Aubade Coffee in Vancouver's Chinatown.

This coffee was something else.

There is no doubt I was remiss in not visiting sooner. Earnest shops are opening in Vancouver nearly every day it seems. What's going on at Aubade is extraordinary.

Passing through on a warm, late summer day, we opted to bypass espressos and pourovers - tempting as the offerings were - and give the two Aeropress options on the menu a side-by-side.

Tucked into the front corner of a very eclectic antique shop and facing the lively East Pender Street, it would be easy to wander off enchanted by the distractions. Not recommended. I'm sure Aubade owner, Eldric, would prepare your coffee the same either way but his method invites observation and his genial personality welcomes inquiry and conversation. Coffee without pretension is a gold standard in my mind and it's somewhat uncommon to have someone so honed in their process and so educated about their product share both with little airs.

Our Guatemalan and Ethiopian coffees - both washed process from Small Batch in Melbourne - were not the sour, thin sips you might fear in a modern cup. Roasting aside, each step of their brewing thoughtfully guarded against that end resulting in two very memorable coffees that showcased every flavour note the producers surely strived for throughout the intense growing and processing phases. Outstanding.

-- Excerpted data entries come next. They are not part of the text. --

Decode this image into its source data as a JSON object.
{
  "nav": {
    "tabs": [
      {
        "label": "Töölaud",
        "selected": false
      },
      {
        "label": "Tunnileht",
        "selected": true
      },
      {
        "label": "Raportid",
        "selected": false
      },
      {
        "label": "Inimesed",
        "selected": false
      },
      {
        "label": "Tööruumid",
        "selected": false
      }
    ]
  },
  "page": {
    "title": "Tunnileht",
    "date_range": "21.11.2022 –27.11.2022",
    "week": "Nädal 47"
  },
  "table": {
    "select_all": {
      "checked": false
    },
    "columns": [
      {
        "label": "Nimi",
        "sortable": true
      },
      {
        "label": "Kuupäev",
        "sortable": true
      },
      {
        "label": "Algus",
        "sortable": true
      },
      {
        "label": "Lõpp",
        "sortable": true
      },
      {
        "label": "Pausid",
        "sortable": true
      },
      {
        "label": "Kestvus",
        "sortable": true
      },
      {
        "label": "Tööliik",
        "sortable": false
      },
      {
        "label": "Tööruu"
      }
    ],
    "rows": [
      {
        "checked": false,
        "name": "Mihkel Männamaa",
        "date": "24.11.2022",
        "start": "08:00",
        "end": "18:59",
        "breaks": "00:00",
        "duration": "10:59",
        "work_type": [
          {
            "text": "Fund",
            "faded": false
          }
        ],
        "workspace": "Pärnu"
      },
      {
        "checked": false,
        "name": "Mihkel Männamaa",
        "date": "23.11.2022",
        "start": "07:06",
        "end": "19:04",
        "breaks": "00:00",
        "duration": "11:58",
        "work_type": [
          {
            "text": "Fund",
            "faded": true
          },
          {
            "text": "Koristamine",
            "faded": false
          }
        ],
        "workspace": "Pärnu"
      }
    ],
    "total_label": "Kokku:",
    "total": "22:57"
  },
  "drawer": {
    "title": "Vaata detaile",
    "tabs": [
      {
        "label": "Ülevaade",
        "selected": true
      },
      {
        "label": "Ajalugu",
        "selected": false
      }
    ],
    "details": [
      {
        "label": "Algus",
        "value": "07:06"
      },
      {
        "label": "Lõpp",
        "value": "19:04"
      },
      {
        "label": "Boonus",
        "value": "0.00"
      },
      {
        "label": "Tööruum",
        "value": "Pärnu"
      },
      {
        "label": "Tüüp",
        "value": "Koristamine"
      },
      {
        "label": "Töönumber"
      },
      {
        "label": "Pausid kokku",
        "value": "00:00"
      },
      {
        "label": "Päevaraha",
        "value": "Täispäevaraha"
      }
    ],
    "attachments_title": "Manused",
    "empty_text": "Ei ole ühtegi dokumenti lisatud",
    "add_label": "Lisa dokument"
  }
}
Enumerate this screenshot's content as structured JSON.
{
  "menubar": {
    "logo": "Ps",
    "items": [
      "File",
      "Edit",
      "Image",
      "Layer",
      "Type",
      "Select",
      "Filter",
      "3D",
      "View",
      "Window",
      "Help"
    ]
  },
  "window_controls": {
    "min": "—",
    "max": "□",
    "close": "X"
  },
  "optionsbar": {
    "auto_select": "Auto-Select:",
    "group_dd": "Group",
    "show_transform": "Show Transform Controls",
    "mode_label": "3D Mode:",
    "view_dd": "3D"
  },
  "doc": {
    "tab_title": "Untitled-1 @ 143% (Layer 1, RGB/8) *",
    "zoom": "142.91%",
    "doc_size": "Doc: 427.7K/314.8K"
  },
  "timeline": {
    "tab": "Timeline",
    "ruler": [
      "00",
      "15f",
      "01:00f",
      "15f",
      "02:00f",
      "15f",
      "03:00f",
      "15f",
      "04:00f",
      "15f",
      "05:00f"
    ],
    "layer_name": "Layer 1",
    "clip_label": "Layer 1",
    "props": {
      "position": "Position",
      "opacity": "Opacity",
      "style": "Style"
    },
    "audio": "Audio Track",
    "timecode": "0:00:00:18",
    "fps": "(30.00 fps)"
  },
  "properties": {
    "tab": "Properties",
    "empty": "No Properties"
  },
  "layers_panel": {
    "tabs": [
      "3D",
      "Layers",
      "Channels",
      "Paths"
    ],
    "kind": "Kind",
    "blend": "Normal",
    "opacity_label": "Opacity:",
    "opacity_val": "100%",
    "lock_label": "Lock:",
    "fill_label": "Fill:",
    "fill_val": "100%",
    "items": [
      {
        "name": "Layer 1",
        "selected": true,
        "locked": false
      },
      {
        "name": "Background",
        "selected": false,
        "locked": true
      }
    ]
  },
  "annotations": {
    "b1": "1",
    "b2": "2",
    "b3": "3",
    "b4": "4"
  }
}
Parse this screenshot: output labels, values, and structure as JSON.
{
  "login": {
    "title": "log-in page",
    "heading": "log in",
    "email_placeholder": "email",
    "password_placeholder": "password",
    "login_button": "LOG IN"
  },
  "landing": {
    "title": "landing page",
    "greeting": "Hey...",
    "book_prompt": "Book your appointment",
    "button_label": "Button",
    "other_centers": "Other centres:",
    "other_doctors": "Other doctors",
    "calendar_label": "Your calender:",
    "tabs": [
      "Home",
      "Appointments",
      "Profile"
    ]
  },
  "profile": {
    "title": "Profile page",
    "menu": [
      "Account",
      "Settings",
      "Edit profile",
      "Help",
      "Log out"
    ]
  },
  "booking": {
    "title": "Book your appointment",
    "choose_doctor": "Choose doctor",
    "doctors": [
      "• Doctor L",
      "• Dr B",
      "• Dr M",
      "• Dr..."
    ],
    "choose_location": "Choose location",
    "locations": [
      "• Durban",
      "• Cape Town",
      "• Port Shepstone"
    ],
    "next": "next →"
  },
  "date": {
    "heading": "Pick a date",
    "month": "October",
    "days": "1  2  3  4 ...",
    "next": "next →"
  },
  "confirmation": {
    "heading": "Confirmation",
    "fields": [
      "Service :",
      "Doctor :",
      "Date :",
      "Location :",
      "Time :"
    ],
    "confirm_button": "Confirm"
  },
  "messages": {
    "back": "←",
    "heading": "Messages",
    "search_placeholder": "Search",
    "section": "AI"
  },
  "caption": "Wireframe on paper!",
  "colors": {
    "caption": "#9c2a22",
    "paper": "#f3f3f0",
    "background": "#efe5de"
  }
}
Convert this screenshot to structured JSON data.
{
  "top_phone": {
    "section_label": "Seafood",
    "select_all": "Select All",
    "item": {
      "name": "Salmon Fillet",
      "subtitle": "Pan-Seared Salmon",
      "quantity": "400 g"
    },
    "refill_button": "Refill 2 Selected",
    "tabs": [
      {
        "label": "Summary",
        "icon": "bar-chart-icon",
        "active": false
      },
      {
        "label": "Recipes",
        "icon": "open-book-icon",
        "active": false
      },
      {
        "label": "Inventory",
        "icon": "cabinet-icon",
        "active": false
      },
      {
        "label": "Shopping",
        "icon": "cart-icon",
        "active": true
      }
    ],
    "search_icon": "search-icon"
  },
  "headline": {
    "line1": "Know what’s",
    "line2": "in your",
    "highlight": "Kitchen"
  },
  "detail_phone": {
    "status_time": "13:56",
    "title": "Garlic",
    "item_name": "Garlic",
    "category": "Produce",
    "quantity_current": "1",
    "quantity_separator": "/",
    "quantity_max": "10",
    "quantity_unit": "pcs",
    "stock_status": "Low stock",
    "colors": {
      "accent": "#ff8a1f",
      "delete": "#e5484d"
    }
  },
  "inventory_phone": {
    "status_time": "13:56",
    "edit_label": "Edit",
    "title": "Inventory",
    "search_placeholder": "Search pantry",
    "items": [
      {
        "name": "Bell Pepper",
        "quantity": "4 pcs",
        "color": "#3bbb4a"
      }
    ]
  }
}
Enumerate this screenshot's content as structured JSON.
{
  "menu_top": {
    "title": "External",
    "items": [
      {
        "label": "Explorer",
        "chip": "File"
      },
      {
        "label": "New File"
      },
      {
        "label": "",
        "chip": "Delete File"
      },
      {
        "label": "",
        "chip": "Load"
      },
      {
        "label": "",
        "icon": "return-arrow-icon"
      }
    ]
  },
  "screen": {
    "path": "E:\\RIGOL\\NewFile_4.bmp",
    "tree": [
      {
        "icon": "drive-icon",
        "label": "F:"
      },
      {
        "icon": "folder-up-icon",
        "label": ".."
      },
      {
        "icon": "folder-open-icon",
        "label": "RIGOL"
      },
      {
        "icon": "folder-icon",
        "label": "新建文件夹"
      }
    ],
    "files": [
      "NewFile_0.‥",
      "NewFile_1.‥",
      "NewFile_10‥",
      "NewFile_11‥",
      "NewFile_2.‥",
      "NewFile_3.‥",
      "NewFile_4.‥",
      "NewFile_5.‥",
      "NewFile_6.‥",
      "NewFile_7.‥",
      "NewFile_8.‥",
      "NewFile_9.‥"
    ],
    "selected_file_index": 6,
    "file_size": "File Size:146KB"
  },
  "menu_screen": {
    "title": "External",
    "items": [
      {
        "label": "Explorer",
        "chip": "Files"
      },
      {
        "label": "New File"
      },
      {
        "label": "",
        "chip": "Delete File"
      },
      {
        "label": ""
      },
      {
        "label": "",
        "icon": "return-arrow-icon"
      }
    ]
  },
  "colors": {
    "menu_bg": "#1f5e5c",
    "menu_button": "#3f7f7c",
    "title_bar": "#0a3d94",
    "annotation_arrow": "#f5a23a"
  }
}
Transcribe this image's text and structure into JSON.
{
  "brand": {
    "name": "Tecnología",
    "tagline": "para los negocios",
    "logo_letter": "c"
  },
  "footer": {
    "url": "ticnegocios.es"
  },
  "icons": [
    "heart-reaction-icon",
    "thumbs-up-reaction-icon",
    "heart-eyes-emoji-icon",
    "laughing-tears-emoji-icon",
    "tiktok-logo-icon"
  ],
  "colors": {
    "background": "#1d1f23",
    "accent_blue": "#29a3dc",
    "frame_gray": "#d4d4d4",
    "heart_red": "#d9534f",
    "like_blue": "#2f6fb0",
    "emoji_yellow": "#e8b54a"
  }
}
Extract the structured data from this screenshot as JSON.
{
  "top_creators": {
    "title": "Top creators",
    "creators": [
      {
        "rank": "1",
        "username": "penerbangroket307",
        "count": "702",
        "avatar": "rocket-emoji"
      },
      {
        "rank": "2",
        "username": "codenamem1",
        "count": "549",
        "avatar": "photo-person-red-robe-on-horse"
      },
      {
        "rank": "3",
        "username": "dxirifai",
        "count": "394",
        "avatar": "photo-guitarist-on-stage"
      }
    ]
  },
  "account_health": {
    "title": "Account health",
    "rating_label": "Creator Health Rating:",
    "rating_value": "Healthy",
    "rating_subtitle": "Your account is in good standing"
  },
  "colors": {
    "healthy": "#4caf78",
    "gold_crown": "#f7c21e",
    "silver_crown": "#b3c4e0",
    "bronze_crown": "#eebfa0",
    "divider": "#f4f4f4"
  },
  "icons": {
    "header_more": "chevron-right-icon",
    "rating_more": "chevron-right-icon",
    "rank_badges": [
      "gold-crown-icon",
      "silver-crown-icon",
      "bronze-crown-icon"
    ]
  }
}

Juan Carlos Chen - Bourbon - Guatemala
Hayutadin Jemal - Heirloom - Ethiopia